Iggy, who struggled from the field, helped keep the Wolverine offense afloat along with Teske as South Carolina’s offense found some success. The game was tied at 27 when Iggy took a hard foul from Alanzo Frink to send the game to the under-eight timeout in the first half; from there, Michigan went on a 13-2 run, featuring a couple steals that led to easy baskets, an Isaiah Livers three, and a Teske put-back dunk. Michigan extended the lead to 11 with time dwindling in the half, but a couple nice plays from Silva tightened the game. A step-in two for Iggy before the buzzer put Michigan up 42-36 at halftime.



The Wolverines opened the second half hot. Simpson made one of his now-trademark swooping layups high off the glass; two offensive rebounds by Matthews helped atone for first half foul trouble and netted him four points; most importantly, Poole got hot. He finished with 19 points on just 11 shot equivalents in the second half, and got going in a hurry - a three off a Simpson ball-screen, a step-back three from the wing, and a transition dunk, all before the first TV timeout. Another fast-break bucket from Poole capped a 10-2 run and extended Michigan’s lead to 14 with 13 minutes left, and South Carolina never got the deficit back to fewer than eight points.

They kept on scoring though, and managed to keep a respectable distance. It was a poor defensive showing from Michigan against the second-worst offense in the SEC and while the Gamecocks did make contested shots in the paint, they were able to go to work inside against the Wolverines. In addition to the 34 combined points from their starting bigs, South Carolina got double-figure scoring from two of their three freshman starters, and their designated shooter hit all three of his threes. The Gamecocks took very few threes for a modern game, but they hit 53% of their twos. It was the second game in a row in which Michigan’s hitherto outstanding interior defense has looked vulnerable.

On a different day, that could have proved to be an essential component of an embarrassing upset, but the Wolverines were great offensively (1.25 points per possession) against a quality defense. Poole was phenomenal, especially in the second half, scoring with flair and showing off his range with some difficult threes. John Beilein trimmed Michigan’s rotation even further, as Eli Brooks and Austin Davis only played a combined 10 minutes and didn’t score, but the rest of Michigan’s personnel played well offensively. Iggy made up for inefficient shooting by going 11-12 on free throws (and had 17 points); Matthews played well in a complimentary role, defending AJ Lawson, SC's top scorer, and totaling 12 points of his own; Teske had a line of 15-9-3 blocks in another impressive game for him; Livers hit four threes after a cold spell over the last two weeks; Simpson - as usual - was the catalyst. The turnovers were the only real problem.

This won’t go down as one of Michigan’s better performances, but they did manage to avoid putting the outcome at risk and won by double digits. With three buy games against mid-majors over the next few weeks, the Wolverines will have an opportunity to shore up the defense after these last two games and possibly experiment with rotations featuring more depth. Barring a catastrophe, they’ll retain their undefeated record through the New Year.

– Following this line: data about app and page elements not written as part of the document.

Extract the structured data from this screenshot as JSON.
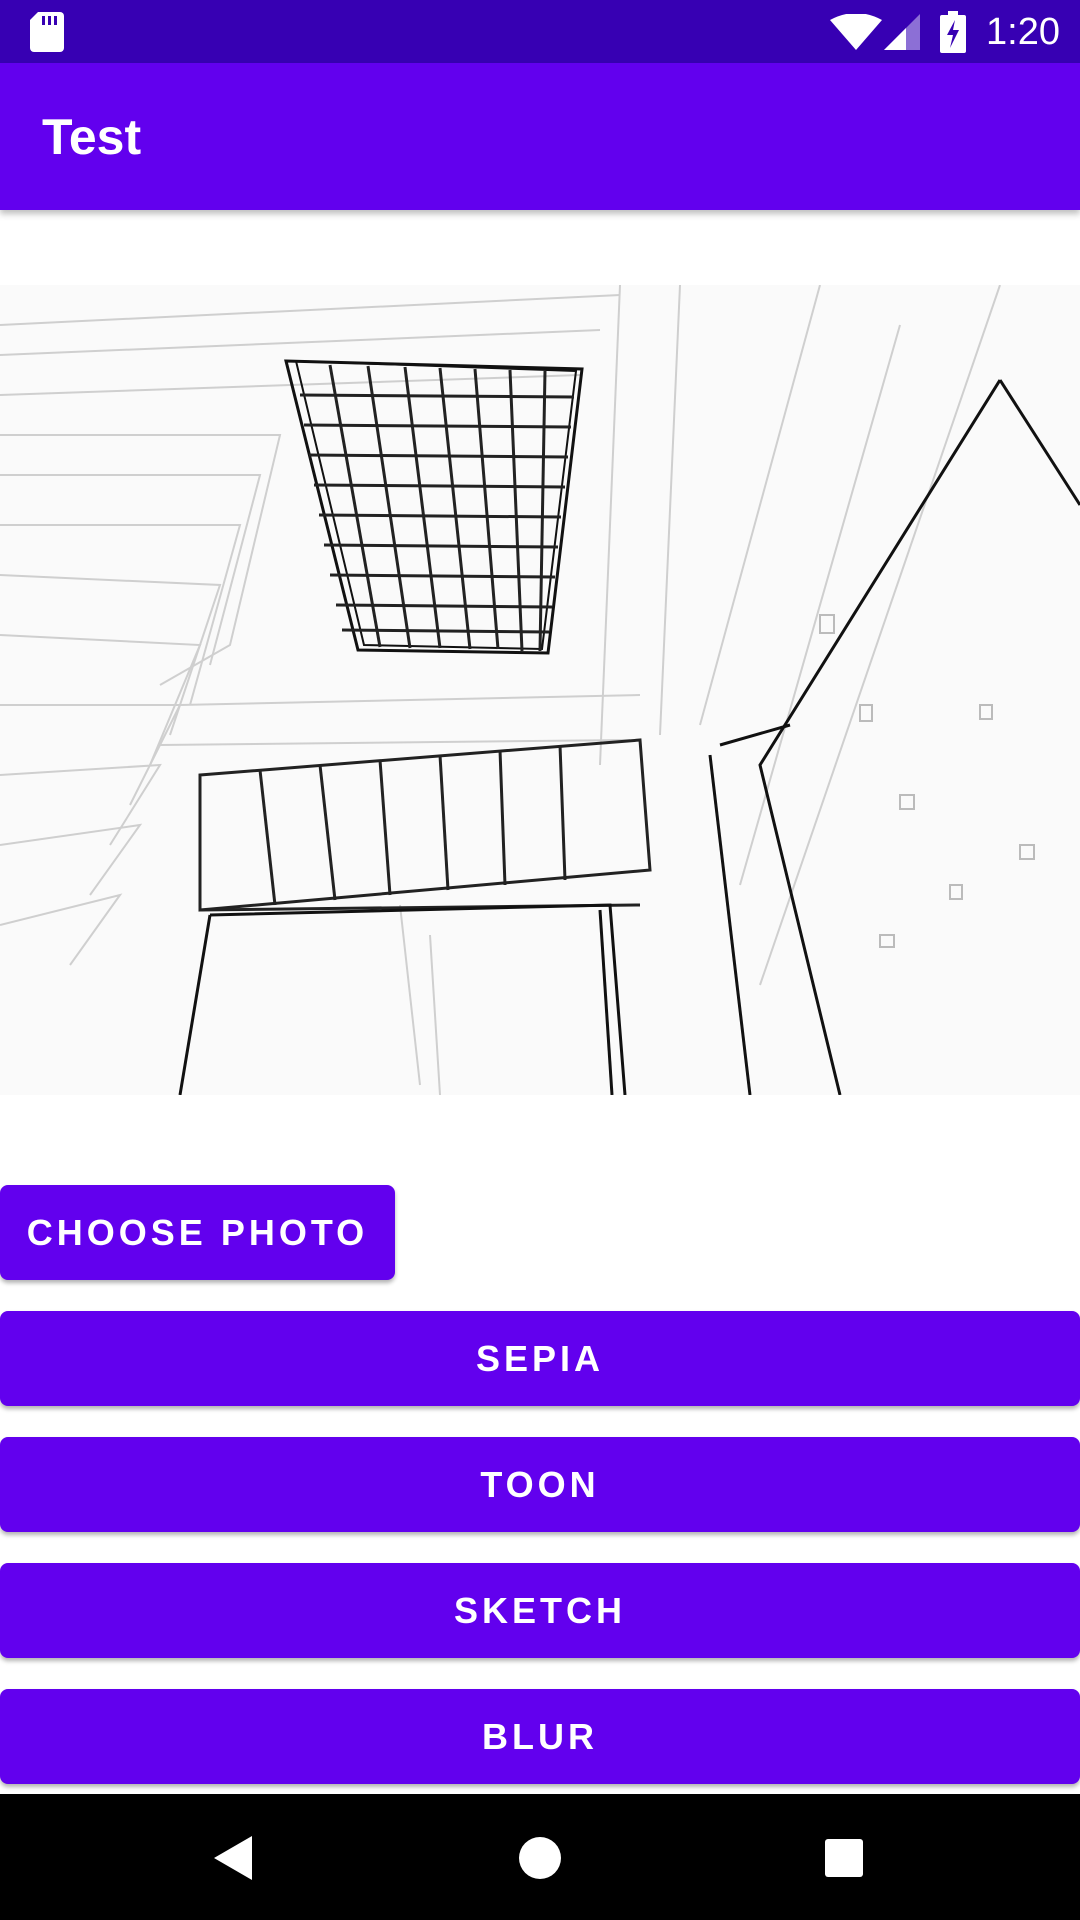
{
  "status_bar": {
    "time": "1:20",
    "icons": [
      "sd-card-icon",
      "wifi-icon",
      "cell-signal-icon",
      "battery-charging-icon"
    ],
    "background": "#3700b3"
  },
  "app_bar": {
    "title": "Test",
    "background": "#6200ee"
  },
  "image": {
    "icon": "sketch-photo"
  },
  "buttons": {
    "choose_photo": "CHOOSE PHOTO",
    "sepia": "SEPIA",
    "toon": "TOON",
    "sketch": "SKETCH",
    "blur": "BLUR"
  },
  "nav_bar": {
    "icons": [
      "back-icon",
      "home-icon",
      "recents-icon"
    ]
  },
  "colors": {
    "accent": "#6200ee",
    "status": "#3700b3"
  }
}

[Box score after the JUMP]

Not an ideal outcome with points at a premium

Oh no not again.

buncha bricklayers 

He should just go get that hookshot.